    … and the possum … – I was keeping a feeding station – bowls of water and dog biscuit – for local wildlife on my back deck. One evening I was sitting outside, on the deck, watching an opossum investigating supper. Presently it started investigating me. I must have twitched when it started to crawl into my lap, because it scampered off. Opossums have the maximum number of teeth found in mammals, so perhaps that is just as well.

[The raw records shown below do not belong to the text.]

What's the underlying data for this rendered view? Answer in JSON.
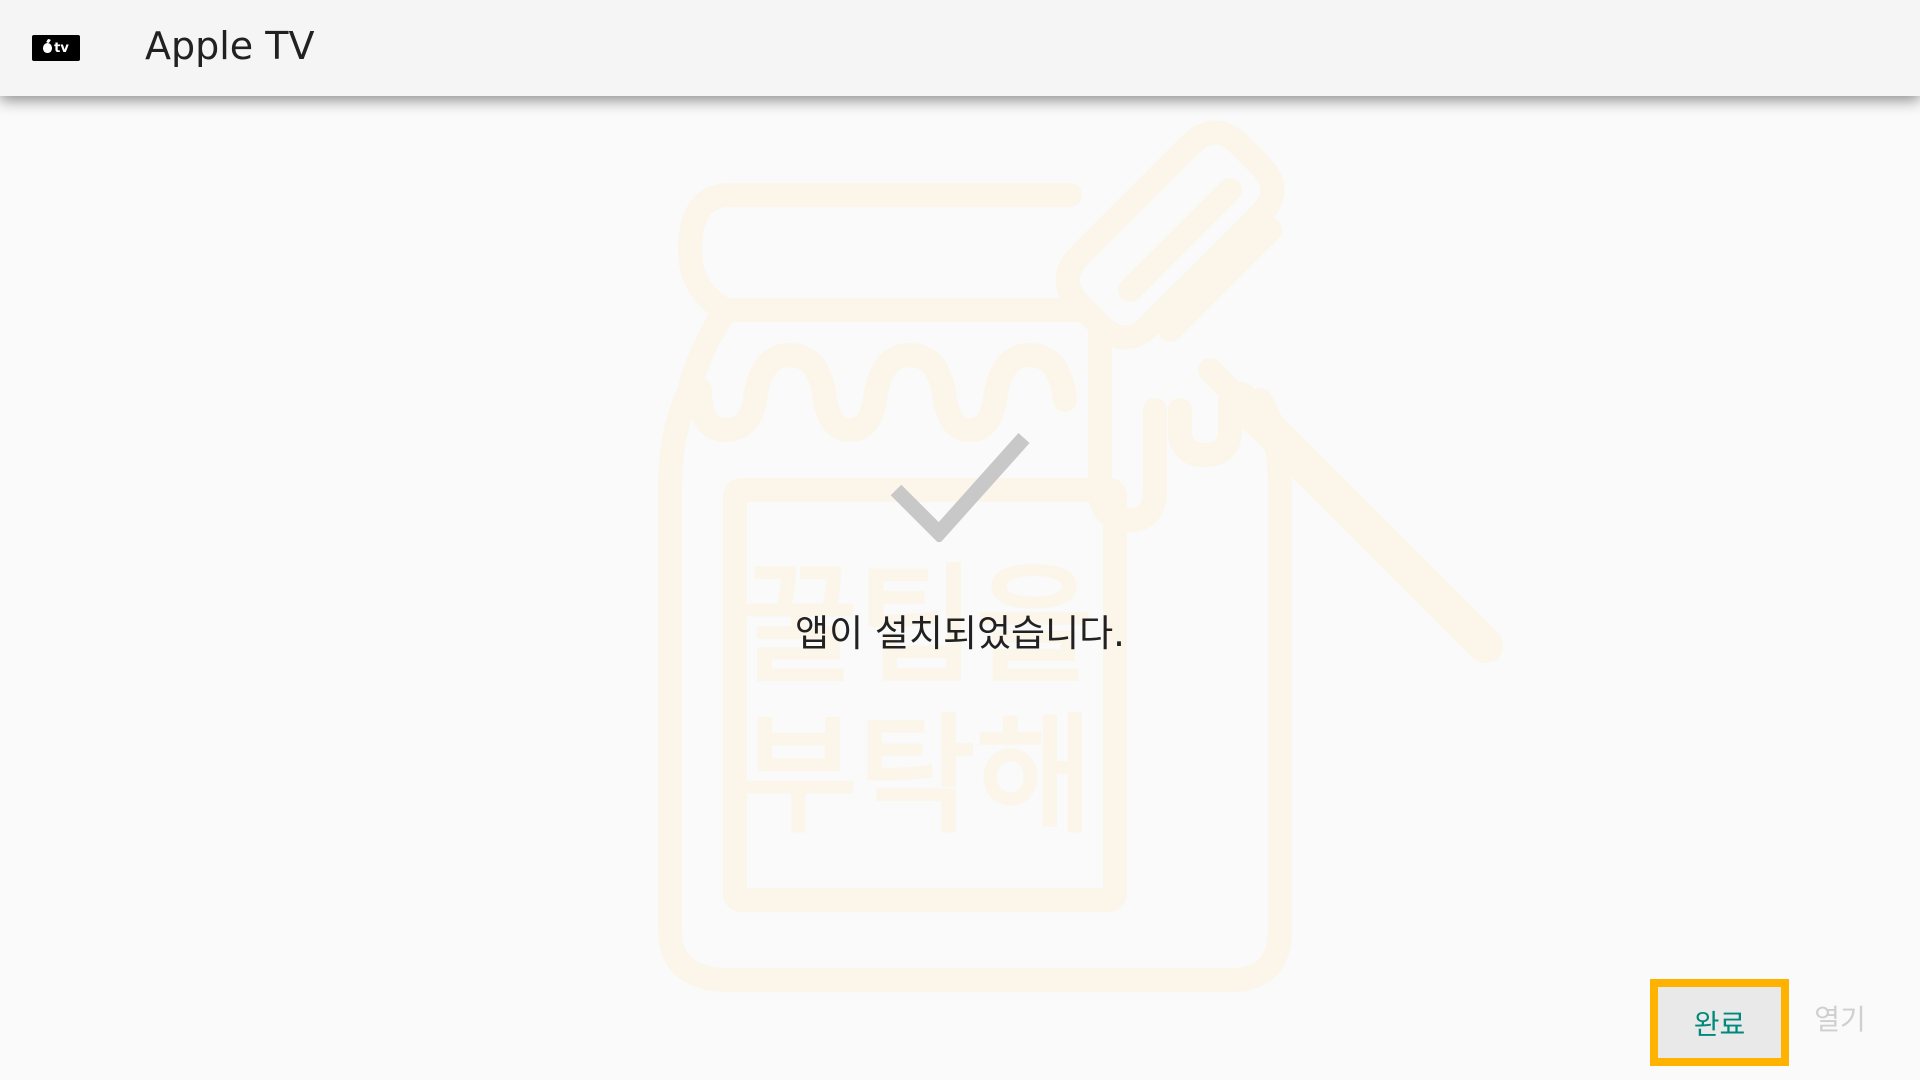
{
  "app_bar": {
    "icon_label": "tv",
    "title": "Apple TV"
  },
  "dialog": {
    "message": "앱이 설치되었습니다.",
    "done_label": "완료",
    "open_label": "열기"
  },
  "watermark": {
    "line1": "꿀팁을",
    "line2": "부탁해"
  },
  "colors": {
    "accent_focus": "#ffb300",
    "done_text": "#00897b",
    "disabled_text": "#cfcfcf",
    "check": "#c8c8c8"
  },
  "icons": [
    "apple-tv-icon",
    "check-icon",
    "honey-jar-watermark"
  ]
}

    … and the haunted bathtub. – My tub is a built-in box-like unit that sits directly on the floor joists, with no floor or subfloor under it so that any stray water can drain to the ground in the crawl space below. One evening I was soaking and snoozing, when I heard a scratching noise from within the tub, just by my left ear. After climbing down from the ceiling, I scratched back, and had quite a conversation for a while. Investigating further, I lifted up the crawl-space access panel in my pantry and leaned down below the house with a flashlight between my teeth, hanging upside down like a giant soggy bat. Many pairs of glowing eyes stared back at me from the joists below the tub. A mother raccoon was denning under the house with her litter, and they were enjoying the warmth of the hot water only a tub-wall-thickness away. I tended my feeding station regularly for the next few months, and watched seven baby raccoons safely grow to young adulthood.